*Records for this task*.
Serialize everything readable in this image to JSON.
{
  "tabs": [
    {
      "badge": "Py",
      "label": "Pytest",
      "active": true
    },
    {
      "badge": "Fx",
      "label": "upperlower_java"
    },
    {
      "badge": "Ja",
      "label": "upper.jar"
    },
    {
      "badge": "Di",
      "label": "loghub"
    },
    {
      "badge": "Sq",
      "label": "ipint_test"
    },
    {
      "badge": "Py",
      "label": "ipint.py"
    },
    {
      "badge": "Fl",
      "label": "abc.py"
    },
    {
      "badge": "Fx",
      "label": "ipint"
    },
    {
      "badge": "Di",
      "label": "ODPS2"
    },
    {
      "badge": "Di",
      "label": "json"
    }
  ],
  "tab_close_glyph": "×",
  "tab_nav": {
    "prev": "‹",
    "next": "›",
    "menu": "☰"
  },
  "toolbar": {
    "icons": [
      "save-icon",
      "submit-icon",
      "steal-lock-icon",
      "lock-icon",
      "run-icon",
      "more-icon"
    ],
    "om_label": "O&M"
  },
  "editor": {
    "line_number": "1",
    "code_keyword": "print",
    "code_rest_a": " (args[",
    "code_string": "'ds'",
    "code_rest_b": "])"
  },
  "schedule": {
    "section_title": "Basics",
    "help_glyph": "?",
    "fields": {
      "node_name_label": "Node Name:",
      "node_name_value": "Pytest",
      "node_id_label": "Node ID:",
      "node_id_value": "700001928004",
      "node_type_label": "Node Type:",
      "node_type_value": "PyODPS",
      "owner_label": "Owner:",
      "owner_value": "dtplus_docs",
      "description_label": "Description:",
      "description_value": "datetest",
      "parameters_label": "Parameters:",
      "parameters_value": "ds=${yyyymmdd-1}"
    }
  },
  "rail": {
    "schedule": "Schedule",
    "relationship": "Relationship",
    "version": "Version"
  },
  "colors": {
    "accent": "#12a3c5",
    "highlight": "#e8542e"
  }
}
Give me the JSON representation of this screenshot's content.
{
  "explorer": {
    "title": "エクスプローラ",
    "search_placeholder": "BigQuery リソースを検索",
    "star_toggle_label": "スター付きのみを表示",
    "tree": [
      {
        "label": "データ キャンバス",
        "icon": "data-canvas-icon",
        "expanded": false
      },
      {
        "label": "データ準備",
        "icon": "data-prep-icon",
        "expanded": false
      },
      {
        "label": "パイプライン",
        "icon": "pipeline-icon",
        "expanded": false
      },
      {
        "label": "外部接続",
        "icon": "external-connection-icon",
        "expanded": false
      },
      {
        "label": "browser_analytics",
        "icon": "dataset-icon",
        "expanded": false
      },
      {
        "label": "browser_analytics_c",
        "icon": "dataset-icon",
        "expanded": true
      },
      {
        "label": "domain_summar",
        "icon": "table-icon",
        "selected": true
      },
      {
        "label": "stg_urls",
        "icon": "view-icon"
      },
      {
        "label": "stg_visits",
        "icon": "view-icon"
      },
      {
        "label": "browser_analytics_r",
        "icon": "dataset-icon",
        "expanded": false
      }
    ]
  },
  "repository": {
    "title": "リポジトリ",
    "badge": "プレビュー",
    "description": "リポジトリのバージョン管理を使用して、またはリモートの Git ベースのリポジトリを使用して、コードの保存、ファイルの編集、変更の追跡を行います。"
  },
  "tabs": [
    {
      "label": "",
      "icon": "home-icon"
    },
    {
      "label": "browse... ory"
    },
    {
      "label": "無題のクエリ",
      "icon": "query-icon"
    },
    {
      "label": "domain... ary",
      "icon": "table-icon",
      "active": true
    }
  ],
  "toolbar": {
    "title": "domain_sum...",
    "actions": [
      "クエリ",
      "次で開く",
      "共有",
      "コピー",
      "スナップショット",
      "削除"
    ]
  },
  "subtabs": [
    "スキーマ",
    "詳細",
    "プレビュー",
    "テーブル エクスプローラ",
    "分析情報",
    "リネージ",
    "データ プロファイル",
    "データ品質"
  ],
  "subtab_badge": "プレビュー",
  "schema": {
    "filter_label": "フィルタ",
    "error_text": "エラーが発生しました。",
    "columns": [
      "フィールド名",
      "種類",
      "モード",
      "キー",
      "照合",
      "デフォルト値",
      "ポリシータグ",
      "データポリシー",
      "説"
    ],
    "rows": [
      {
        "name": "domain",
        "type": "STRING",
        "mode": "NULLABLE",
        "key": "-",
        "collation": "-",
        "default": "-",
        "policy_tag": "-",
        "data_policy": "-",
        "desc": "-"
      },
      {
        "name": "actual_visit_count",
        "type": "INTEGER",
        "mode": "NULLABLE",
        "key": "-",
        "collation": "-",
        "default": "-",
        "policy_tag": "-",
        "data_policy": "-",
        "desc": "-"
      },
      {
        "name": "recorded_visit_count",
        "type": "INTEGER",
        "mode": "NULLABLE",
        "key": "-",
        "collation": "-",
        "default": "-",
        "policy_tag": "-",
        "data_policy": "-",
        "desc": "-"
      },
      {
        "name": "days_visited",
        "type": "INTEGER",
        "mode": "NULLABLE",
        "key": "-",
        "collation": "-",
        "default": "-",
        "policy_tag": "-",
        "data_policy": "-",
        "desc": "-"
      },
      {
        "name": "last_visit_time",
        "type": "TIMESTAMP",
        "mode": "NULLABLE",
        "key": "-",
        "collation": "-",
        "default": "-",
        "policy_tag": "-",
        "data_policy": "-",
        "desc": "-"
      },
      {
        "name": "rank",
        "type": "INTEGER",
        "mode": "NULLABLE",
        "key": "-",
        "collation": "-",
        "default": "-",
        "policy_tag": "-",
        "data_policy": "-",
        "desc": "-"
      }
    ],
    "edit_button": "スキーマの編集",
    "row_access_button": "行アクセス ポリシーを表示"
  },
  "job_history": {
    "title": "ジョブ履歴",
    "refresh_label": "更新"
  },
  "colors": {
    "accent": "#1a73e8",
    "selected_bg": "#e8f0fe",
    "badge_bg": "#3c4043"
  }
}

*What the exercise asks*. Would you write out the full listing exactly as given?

*Reply to the exercise*.
Serialize everything readable in this image to JSON.
{
  "tabs": [
    {
      "badge": "Py",
      "label": "Pytest",
      "active": true
    },
    {
      "badge": "Fx",
      "label": "upperlower_java"
    },
    {
      "badge": "Ja",
      "label": "upper.jar"
    },
    {
      "badge": "Di",
      "label": "loghub"
    },
    {
      "badge": "Sq",
      "label": "ipint_test"
    },
    {
      "badge": "Py",
      "label": "ipint.py"
    },
    {
      "badge": "Fl",
      "label": "abc.py"
    },
    {
      "badge": "Fx",
      "label": "ipint"
    },
    {
      "badge": "Di",
      "label": "ODPS2"
    },
    {
      "badge": "Di",
      "label": "json"
    }
  ],
  "tab_close_glyph": "×",
  "tab_nav": {
    "prev": "‹",
    "next": "›",
    "menu": "☰"
  },
  "toolbar": {
    "icons": [
      "save-icon",
      "submit-icon",
      "steal-lock-icon",
      "lock-icon",
      "run-icon",
      "more-icon"
    ],
    "om_label": "O&M"
  },
  "editor": {
    "line_number": "1",
    "code_keyword": "print",
    "code_rest_a": " (args[",
    "code_string": "'ds'",
    "code_rest_b": "])"
  },
  "schedule": {
    "section_title": "Basics",
    "help_glyph": "?",
    "fields": {
      "node_name_label": "Node Name:",
      "node_name_value": "Pytest",
      "node_id_label": "Node ID:",
      "node_id_value": "700001928004",
      "node_type_label": "Node Type:",
      "node_type_value": "PyODPS",
      "owner_label": "Owner:",
      "owner_value": "dtplus_docs",
      "description_label": "Description:",
      "description_value": "datetest",
      "parameters_label": "Parameters:",
      "parameters_value": "ds=${yyyymmdd-1}"
    }
  },
  "rail": {
    "schedule": "Schedule",
    "relationship": "Relationship",
    "version": "Version"
  },
  "colors": {
    "accent": "#12a3c5",
    "highlight": "#e8542e"
  }
}
Give me the JSON representation of this screenshot's content.
{
  "explorer": {
    "title": "エクスプローラ",
    "search_placeholder": "BigQuery リソースを検索",
    "star_toggle_label": "スター付きのみを表示",
    "tree": [
      {
        "label": "データ キャンバス",
        "icon": "data-canvas-icon",
        "expanded": false
      },
      {
        "label": "データ準備",
        "icon": "data-prep-icon",
        "expanded": false
      },
      {
        "label": "パイプライン",
        "icon": "pipeline-icon",
        "expanded": false
      },
      {
        "label": "外部接続",
        "icon": "external-connection-icon",
        "expanded": false
      },
      {
        "label": "browser_analytics",
        "icon": "dataset-icon",
        "expanded": false
      },
      {
        "label": "browser_analytics_c",
        "icon": "dataset-icon",
        "expanded": true
      },
      {
        "label": "domain_summar",
        "icon": "table-icon",
        "selected": true
      },
      {
        "label": "stg_urls",
        "icon": "view-icon"
      },
      {
        "label": "stg_visits",
        "icon": "view-icon"
      },
      {
        "label": "browser_analytics_r",
        "icon": "dataset-icon",
        "expanded": false
      }
    ]
  },
  "repository": {
    "title": "リポジトリ",
    "badge": "プレビュー",
    "description": "リポジトリのバージョン管理を使用して、またはリモートの Git ベースのリポジトリを使用して、コードの保存、ファイルの編集、変更の追跡を行います。"
  },
  "tabs": [
    {
      "label": "",
      "icon": "home-icon"
    },
    {
      "label": "browse... ory"
    },
    {
      "label": "無題のクエリ",
      "icon": "query-icon"
    },
    {
      "label": "domain... ary",
      "icon": "table-icon",
      "active": true
    }
  ],
  "toolbar": {
    "title": "domain_sum...",
    "actions": [
      "クエリ",
      "次で開く",
      "共有",
      "コピー",
      "スナップショット",
      "削除"
    ]
  },
  "subtabs": [
    "スキーマ",
    "詳細",
    "プレビュー",
    "テーブル エクスプローラ",
    "分析情報",
    "リネージ",
    "データ プロファイル",
    "データ品質"
  ],
  "subtab_badge": "プレビュー",
  "schema": {
    "filter_label": "フィルタ",
    "error_text": "エラーが発生しました。",
    "columns": [
      "フィールド名",
      "種類",
      "モード",
      "キー",
      "照合",
      "デフォルト値",
      "ポリシータグ",
      "データポリシー",
      "説"
    ],
    "rows": [
      {
        "name": "domain",
        "type": "STRING",
        "mode": "NULLABLE",
        "key": "-",
        "collation": "-",
        "default": "-",
        "policy_tag": "-",
        "data_policy": "-",
        "desc": "-"
      },
      {
        "name": "actual_visit_count",
        "type": "INTEGER",
        "mode": "NULLABLE",
        "key": "-",
        "collation": "-",
        "default": "-",
        "policy_tag": "-",
        "data_policy": "-",
        "desc": "-"
      },
      {
        "name": "recorded_visit_count",
        "type": "INTEGER",
        "mode": "NULLABLE",
        "key": "-",
        "collation": "-",
        "default": "-",
        "policy_tag": "-",
        "data_policy": "-",
        "desc": "-"
      },
      {
        "name": "days_visited",
        "type": "INTEGER",
        "mode": "NULLABLE",
        "key": "-",
        "collation": "-",
        "default": "-",
        "policy_tag": "-",
        "data_policy": "-",
        "desc": "-"
      },
      {
        "name": "last_visit_time",
        "type": "TIMESTAMP",
        "mode": "NULLABLE",
        "key": "-",
        "collation": "-",
        "default": "-",
        "policy_tag": "-",
        "data_policy": "-",
        "desc": "-"
      },
      {
        "name": "rank",
        "type": "INTEGER",
        "mode": "NULLABLE",
        "key": "-",
        "collation": "-",
        "default": "-",
        "policy_tag": "-",
        "data_policy": "-",
        "desc": "-"
      }
    ],
    "edit_button": "スキーマの編集",
    "row_access_button": "行アクセス ポリシーを表示"
  },
  "job_history": {
    "title": "ジョブ履歴",
    "refresh_label": "更新"
  },
  "colors": {
    "accent": "#1a73e8",
    "selected_bg": "#e8f0fe",
    "badge_bg": "#3c4043"
  }
}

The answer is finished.